God did create everything, but God did not necessarily design everything. So we cannot conclude that God is solely responsible for the way things are.

Indeed, it just changes the questions to…
For what purpose did God create the universe and its natural laws?
My answer: They are a prerequisite for life, the essence of which is free will. The whole point is to create beings which have their own existence apart from the will of God, who are what they make themselves to be rather than simply what they are made to be by someone else. Thus they are created by a process of self-organization, growth, and learning, rather than by design. The objective is the existence of beings who are truly other than God with whom He can have an authentic relationship.

Right. He could. But He won’t. God can do evil. But He will not. God could be faithless. But He is not. If we think that He has been, then it is only in our own imagination. However, I suppose you could say this is a matter of my own faith.

As a rule? No. God has no intention of changing the rules. But the rules are not so deterministic as people might imagine. Miracles can and do happen. But the rare, unexpected, and surprising nature of miracles is part of what defines them. That is why they do not constitute a change in the rules themselves.

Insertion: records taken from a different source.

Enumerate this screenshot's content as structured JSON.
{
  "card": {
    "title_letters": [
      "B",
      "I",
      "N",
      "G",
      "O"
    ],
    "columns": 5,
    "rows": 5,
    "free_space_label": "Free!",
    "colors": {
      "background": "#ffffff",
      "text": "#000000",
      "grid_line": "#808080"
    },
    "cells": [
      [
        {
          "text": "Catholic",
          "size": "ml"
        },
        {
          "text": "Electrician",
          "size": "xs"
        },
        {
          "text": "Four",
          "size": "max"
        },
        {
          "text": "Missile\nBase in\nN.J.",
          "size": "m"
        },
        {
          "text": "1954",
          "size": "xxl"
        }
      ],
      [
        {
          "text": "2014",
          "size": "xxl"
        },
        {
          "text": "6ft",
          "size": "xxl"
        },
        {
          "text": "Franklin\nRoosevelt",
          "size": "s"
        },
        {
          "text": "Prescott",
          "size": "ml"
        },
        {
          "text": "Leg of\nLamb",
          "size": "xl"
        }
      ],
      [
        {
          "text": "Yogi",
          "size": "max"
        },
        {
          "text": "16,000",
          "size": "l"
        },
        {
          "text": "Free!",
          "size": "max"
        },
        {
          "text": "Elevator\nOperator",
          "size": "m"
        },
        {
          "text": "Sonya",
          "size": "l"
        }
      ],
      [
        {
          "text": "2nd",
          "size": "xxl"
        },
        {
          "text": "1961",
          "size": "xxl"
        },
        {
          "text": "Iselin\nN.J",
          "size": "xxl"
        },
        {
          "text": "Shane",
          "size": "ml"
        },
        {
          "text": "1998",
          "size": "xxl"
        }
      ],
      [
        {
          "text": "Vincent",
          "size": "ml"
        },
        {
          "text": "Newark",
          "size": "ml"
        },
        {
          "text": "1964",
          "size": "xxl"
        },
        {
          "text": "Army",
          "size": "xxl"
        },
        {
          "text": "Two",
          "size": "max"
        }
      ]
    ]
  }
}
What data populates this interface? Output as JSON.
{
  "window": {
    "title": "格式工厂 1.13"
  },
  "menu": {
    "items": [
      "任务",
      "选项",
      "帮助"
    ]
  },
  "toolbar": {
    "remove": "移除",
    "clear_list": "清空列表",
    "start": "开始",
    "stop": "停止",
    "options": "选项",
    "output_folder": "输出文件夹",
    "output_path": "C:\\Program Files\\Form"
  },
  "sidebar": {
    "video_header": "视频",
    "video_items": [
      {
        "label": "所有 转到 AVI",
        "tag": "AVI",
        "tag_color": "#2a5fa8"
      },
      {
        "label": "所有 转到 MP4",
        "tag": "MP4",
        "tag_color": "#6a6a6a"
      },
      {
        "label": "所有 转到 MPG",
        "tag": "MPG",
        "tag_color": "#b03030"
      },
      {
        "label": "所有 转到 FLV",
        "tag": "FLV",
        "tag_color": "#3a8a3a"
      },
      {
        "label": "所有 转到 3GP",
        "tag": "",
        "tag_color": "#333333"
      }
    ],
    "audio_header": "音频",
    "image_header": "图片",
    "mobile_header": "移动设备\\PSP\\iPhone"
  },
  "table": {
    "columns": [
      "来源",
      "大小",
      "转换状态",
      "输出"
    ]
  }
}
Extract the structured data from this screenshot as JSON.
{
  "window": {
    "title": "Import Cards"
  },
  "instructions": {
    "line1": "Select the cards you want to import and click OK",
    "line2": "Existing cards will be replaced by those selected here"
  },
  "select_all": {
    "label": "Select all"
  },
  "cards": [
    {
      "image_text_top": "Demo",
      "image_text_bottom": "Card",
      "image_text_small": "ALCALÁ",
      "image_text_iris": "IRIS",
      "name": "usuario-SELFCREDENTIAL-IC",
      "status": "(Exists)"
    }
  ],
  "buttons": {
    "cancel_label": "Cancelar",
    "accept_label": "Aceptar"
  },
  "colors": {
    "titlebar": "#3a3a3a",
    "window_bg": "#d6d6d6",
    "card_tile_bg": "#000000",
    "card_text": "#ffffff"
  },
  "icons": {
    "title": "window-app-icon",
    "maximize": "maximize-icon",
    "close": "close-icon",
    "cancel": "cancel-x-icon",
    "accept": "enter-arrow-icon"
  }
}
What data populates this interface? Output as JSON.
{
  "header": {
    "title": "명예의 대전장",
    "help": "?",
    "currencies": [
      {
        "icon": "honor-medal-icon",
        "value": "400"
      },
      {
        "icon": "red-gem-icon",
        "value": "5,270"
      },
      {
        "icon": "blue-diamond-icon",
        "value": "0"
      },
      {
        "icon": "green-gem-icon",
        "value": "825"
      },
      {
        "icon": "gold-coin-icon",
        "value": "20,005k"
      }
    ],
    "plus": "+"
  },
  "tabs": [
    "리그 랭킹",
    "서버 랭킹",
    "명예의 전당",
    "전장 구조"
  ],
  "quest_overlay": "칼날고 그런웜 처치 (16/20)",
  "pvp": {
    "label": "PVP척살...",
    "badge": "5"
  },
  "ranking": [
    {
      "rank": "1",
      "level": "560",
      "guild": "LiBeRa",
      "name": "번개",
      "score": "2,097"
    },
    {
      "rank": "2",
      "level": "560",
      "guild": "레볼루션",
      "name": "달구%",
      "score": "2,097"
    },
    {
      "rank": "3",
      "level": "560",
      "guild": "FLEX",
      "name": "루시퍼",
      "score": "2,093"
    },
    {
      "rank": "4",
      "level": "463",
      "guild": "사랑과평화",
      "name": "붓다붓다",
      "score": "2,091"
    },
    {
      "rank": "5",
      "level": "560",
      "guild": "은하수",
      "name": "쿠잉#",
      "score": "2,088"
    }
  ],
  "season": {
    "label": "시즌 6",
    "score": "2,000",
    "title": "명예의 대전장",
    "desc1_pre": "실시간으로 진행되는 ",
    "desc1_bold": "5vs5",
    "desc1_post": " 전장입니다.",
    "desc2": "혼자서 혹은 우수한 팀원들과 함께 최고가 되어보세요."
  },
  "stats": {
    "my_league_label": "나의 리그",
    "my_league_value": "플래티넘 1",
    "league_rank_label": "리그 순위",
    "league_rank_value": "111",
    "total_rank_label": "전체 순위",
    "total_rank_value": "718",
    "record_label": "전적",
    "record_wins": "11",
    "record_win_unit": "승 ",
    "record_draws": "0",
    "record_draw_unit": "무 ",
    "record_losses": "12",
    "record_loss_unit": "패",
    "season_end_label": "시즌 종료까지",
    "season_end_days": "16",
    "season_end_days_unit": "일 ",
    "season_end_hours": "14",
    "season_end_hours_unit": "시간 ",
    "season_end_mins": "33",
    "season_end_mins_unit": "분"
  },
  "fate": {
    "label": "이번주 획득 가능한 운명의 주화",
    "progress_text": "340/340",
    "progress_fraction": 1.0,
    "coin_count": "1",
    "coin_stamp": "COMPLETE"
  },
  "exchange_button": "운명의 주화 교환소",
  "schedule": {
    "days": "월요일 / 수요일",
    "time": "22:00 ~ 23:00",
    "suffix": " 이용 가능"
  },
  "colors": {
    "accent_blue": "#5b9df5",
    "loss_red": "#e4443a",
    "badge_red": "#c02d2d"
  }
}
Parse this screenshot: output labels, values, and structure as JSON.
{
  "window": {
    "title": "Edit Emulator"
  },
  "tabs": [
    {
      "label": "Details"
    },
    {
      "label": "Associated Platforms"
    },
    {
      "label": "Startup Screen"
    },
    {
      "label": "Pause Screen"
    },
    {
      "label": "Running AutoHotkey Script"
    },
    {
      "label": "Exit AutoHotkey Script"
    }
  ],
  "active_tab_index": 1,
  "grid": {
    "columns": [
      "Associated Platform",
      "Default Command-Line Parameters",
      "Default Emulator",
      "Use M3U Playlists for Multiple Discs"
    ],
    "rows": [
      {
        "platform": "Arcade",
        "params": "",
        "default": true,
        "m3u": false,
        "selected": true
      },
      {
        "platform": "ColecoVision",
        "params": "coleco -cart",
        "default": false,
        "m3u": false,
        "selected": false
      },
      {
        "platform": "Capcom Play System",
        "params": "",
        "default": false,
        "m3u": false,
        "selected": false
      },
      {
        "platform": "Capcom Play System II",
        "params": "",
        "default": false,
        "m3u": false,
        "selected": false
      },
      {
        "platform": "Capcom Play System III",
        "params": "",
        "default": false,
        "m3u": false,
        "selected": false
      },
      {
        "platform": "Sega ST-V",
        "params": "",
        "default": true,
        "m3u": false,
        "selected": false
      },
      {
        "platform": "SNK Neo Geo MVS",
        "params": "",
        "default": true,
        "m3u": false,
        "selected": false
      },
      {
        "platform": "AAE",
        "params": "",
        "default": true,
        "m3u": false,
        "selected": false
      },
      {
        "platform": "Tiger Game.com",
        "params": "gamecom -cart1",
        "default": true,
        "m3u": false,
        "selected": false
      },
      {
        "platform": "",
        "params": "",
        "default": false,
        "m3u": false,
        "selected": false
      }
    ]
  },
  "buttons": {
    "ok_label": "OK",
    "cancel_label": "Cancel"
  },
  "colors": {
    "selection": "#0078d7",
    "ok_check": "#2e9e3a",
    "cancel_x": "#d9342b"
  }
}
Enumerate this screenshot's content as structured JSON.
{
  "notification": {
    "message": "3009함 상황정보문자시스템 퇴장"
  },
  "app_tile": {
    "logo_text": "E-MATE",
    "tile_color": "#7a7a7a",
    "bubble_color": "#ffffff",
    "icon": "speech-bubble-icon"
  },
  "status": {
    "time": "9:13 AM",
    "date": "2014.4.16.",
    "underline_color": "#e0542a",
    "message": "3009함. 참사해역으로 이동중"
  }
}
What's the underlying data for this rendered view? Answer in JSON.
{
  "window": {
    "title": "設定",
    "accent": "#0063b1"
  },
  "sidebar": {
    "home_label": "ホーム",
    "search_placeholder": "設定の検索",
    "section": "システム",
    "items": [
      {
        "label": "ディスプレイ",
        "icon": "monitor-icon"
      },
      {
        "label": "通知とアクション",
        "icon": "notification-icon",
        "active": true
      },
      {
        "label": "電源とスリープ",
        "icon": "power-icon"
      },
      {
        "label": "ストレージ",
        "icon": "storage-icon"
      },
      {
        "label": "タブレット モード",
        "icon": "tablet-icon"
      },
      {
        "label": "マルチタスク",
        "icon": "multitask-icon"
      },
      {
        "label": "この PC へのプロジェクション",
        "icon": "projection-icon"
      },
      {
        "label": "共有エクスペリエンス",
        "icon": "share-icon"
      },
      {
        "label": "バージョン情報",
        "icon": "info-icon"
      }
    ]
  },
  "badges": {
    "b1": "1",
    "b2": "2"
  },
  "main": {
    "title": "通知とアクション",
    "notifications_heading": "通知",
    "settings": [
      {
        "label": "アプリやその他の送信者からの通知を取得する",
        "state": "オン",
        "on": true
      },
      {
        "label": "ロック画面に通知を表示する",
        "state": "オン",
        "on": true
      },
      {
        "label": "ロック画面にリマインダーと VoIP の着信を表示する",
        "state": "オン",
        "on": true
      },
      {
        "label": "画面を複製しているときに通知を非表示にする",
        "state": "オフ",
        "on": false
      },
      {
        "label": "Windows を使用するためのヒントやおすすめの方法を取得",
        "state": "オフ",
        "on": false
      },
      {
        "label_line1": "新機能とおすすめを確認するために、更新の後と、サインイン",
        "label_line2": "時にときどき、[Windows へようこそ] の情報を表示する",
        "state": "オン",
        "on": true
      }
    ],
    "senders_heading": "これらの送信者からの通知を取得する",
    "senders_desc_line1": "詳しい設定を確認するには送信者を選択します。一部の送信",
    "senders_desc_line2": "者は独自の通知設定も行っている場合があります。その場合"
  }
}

(Randy) #17

Sorry if I misunderstood! “Suppose” I am sick!

I was wrong. Thanks for your input and thoughts.


#18

I don’t believe that God changes.


(Shaun) #19

But Randy, I didn’t misunderstand you. I appreciate what you said!


#20

What does this mean?